Pentagon Seeks to Boost Defense in Europe to Counter Russia

WASHINGTON (Tribune Washington Bureau/TNS) -

The Obama administration wants to boost military spending in Europe next year to stockpile heavy weapons, armored vehicles and other military equipment in eastern and central Europe, a substantial expansion of efforts to counter a resurgent Russia.

The proposed $3.4 billion initiative will permit the Pentagon to keep the equivalent of a 4,000-soldier armored brigade in the region at all times on rotational deployments, though no troops will be formally based there, officials said.

“We asked for the amount we think we’ll need” to counter “the Russian challenge in Europe,” Defense Secretary Ashton Carter told reporters Wednesday during a visit to a naval weapons research facility in China Lake, north of Los Angeles.

The proposal, part of the Pentagon’s $583 billion budget request, must be approved by Congress. The administration is expected to unveil the budget next week.

The administration also plans to double spending for the battle against Islamic State. American aircraft have conducted so many airstrikes in Iraq and Syria since mid-2014 that the Pentagon is running out of smart bombs and missiles; it will seek $1.8 billion next year to buy 45,000 more.

But in a speech Tuesday, Carter listed Russia as the primary threat to U.S. interests, citing President Vladimir Putin’s annexation of Crimea and military operations in eastern Ukraine that potentially threaten the Baltic nations.

“We’re reinforcing our posture in Europe to support our NATO allies in the face of Russia’s aggression,” Carter told the Economic Club of Washington. “We haven’t had to worry about this for 35 years, and while I wish it were otherwise, now we do.”

The Pentagon plans to construct or refurbish maintenance facilities, airfields and training ranges in seven European countries: Bulgaria, Estonia, Germany, Latvia, Lithuania, Poland and Romania. All are members of the NATO alliance.

Except for Germany, all were under Soviet domination during the Cold War. Germany was divided into two countries, one pro-West and the other aligned with Moscow.

Many of the seven have pressed NATO and the U.S. for a greater presence since Russian forces seized Crimea in 2014 and began backing pro-Russian separatists in Ukraine with weapons and troops.

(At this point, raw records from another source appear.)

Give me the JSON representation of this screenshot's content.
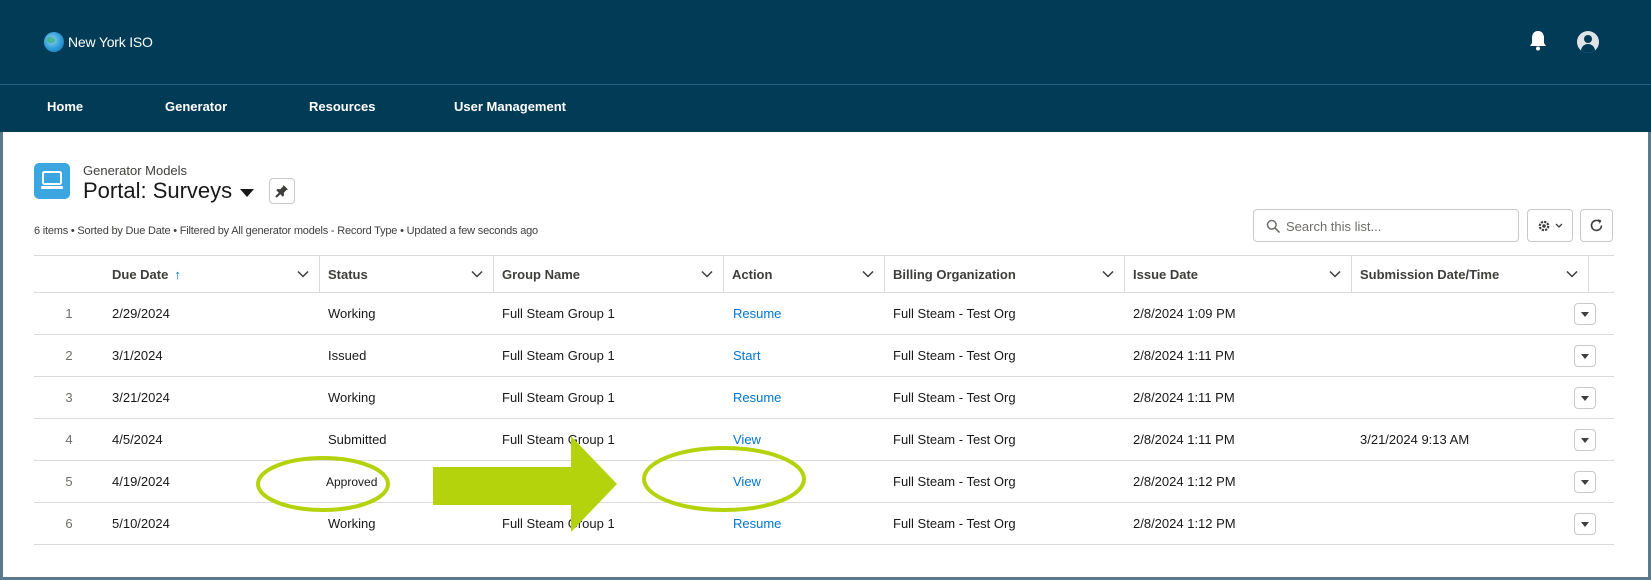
{
  "app": {
    "logo_text": "New York ISO",
    "nav": [
      "Home",
      "Generator",
      "Resources",
      "User Management"
    ]
  },
  "list_header": {
    "object_label": "Generator Models",
    "title": "Portal: Surveys",
    "info": "6 items • Sorted by Due Date • Filtered by All generator models - Record Type • Updated a few seconds ago"
  },
  "search": {
    "placeholder": "Search this list..."
  },
  "columns": [
    "Due Date",
    "Status",
    "Group Name",
    "Action",
    "Billing Organization",
    "Issue Date",
    "Submission Date/Time"
  ],
  "rows": [
    {
      "num": "1",
      "due_date": "2/29/2024",
      "status": "Working",
      "group": "Full Steam Group 1",
      "action": "Resume",
      "billing": "Full Steam - Test Org",
      "issue": "2/8/2024 1:09 PM",
      "submission": ""
    },
    {
      "num": "2",
      "due_date": "3/1/2024",
      "status": "Issued",
      "group": "Full Steam Group 1",
      "action": "Start",
      "billing": "Full Steam - Test Org",
      "issue": "2/8/2024 1:11 PM",
      "submission": ""
    },
    {
      "num": "3",
      "due_date": "3/21/2024",
      "status": "Working",
      "group": "Full Steam Group 1",
      "action": "Resume",
      "billing": "Full Steam - Test Org",
      "issue": "2/8/2024 1:11 PM",
      "submission": ""
    },
    {
      "num": "4",
      "due_date": "4/5/2024",
      "status": "Submitted",
      "group": "Full Steam Group 1",
      "action": "View",
      "billing": "Full Steam - Test Org",
      "issue": "2/8/2024 1:11 PM",
      "submission": "3/21/2024 9:13 AM"
    },
    {
      "num": "5",
      "due_date": "4/19/2024",
      "status": "Approved",
      "group": "",
      "action": "View",
      "billing": "Full Steam - Test Org",
      "issue": "2/8/2024 1:12 PM",
      "submission": ""
    },
    {
      "num": "6",
      "due_date": "5/10/2024",
      "status": "Working",
      "group": "Full Steam Group 1",
      "action": "Resume",
      "billing": "Full Steam - Test Org",
      "issue": "2/8/2024 1:12 PM",
      "submission": ""
    }
  ],
  "colors": {
    "header_bg": "#013b55",
    "link": "#0176d3",
    "annotation": "#b5d30c",
    "object_icon": "#3ba6e0"
  }
}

Russia has boosted defense spending dramatically over the last decade to modernize its military. It has used some of the new weapons, including ship-launched cruise missiles, to support its intervention in Syria on behalf of the country’s embattled president, Bashar Assad.

Pentagon officials, who spoke on condition of anonymity to discuss parts of the plan that have not been made public, conceded that several thousand U.S. troops spread across seven countries could not hold back the Russian Army should it decide to invade.

The expanded U.S. presence is meant to signal Moscow that the U.S. would come to the aid of its allies with additional forces in case of war and to reassure allies of American backing, the officials said.

It would take at least seven NATO brigades, including three with tanks and other armored vehicles, backed by artillery and combat aircraft, to prevent Russian forces from “the rapid overrun” of Latvia, Lithuania and Estonia, according to a study released this week by RAND Corp., a policy analysis organization.

Russian forces could reach Estonia and Latvia’s capital cities in less than 60 hours, the study estimated.

“Such a rapid defeat would leave NATO with limited options, all bad, “the study said, noting that putting seven brigades in the region “while not enough to mount a sustained defense … would fundamentally change the strategic picture as seen from Moscow.”

Estonia is the only NATO member other than the United States that last year spent at least 2 percent of its gross domestic product on defense, NATO said last month.